Sunday, October 20, 2013

Media Moment 2 - Women in Animation: Natasha Allegri's Bee and Puppycat

Natasha Allegri's Bee and Puppycat was originally released as a two part web series this past summer on Cartoon Hangover, a subdivision of Fred Seibert's animation company Frederator. Frederator has published popular cartoons such as The Fairly Odd Parents, Chalkzone, and Adventure Time. They created their web channel Cartoon Hangover this last year to publish cartoons online that maintain the integrity of the original visions of their creators. Their freshman series "Bravest Warriors" by one of my idols, Pen Ward, became an instant sensation and created more room for amateurs to try their hand at creating webtoons for the YouTube Channel. This is where Natasha Allegri comes into the picture. She is a character designer and storyboard artist for Adventure Time who was originally discovered through Tumblr for her animated Gifs. After pitching her cartoon to Fred Seibert, it was picked up as a 10 minute short that would be released in two separate parts. When it was originally released in July, I watched it and was instantly hooked to the strange language and comedy. The first part may have only been 5 minutes, but I still managed to watch it ~10 times in the first day. 
Right now Cartoon Hangover has created a Kickstarter with the goal of making Bee and Puppycat a series, and one of their selling points is that this is the first Cartoon created by a woman that is not just for other women. Fred Seibert has said in several interviews that in his 20 something years in the animation industry, he often found that cartoons by women with lead female characters never lasted very long. One interviewer brought up "Daria", a popular 90's show on MTV that starred a monotone and sarcastic high school girl that became popular with both teenage boys and girls. Fred was quick to point out that even though Daria saw great success with both men and women with a female lead character, the creators and producers were all men. Natasha may become the first woman in the field of animation to create a show with a female lead character that has the following and potential to become commercially successful. The Kickstarter has already reached half of its $600,000 goal in less than a week.

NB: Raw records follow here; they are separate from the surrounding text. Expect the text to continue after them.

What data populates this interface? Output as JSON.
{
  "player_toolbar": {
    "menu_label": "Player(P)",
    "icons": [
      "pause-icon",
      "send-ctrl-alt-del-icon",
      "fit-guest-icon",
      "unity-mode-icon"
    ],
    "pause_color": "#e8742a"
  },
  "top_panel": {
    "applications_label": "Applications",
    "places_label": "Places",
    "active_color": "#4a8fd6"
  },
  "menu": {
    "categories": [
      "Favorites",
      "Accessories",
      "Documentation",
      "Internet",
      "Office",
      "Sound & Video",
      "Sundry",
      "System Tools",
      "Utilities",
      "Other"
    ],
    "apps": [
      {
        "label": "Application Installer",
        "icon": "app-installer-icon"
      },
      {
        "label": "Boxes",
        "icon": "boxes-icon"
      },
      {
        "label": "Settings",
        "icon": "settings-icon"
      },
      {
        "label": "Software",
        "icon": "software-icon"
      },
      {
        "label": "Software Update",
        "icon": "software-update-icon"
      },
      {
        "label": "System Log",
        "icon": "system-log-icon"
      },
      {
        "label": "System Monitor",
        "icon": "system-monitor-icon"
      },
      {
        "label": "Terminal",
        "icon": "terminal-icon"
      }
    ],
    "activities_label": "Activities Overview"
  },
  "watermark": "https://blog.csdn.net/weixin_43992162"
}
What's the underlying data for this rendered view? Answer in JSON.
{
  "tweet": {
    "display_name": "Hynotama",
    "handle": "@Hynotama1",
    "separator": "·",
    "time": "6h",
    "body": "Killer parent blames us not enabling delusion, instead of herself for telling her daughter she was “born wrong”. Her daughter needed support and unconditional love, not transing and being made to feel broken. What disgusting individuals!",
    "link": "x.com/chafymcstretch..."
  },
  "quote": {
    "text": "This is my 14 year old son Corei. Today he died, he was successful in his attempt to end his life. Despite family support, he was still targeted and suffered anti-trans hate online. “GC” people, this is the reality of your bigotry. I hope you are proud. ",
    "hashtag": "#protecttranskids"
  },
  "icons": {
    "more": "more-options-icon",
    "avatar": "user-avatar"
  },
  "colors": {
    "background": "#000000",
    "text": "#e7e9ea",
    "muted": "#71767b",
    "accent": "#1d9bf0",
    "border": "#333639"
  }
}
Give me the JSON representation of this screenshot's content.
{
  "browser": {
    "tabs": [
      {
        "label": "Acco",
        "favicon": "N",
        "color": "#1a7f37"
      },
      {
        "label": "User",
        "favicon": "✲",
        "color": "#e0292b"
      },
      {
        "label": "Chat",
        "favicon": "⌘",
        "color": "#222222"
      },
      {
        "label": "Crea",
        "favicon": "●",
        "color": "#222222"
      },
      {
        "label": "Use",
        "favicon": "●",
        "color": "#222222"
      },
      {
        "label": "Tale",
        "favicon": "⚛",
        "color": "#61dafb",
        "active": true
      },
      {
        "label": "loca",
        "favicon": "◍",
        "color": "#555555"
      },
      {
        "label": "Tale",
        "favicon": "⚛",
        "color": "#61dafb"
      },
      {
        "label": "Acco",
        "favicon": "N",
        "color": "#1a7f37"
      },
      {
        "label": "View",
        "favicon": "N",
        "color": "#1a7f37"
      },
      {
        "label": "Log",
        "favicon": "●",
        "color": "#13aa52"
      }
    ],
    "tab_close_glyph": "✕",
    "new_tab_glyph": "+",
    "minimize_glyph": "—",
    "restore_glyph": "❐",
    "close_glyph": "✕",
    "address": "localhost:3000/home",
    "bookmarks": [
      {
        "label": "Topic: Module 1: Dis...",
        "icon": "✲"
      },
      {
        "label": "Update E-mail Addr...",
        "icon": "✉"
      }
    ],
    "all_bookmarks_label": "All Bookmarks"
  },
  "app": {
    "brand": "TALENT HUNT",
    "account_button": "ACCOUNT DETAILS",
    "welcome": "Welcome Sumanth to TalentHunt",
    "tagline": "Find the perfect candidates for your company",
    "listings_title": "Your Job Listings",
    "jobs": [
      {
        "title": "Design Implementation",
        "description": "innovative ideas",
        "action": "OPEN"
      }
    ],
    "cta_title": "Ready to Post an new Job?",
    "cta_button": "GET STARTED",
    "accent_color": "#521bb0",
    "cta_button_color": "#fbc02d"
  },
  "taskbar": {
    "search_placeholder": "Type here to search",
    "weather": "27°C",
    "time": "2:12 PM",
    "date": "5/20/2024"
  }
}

What "girl" cartoons have you enjoyed growing up and what makes them "for girls"? 

No comments:

Post a Comment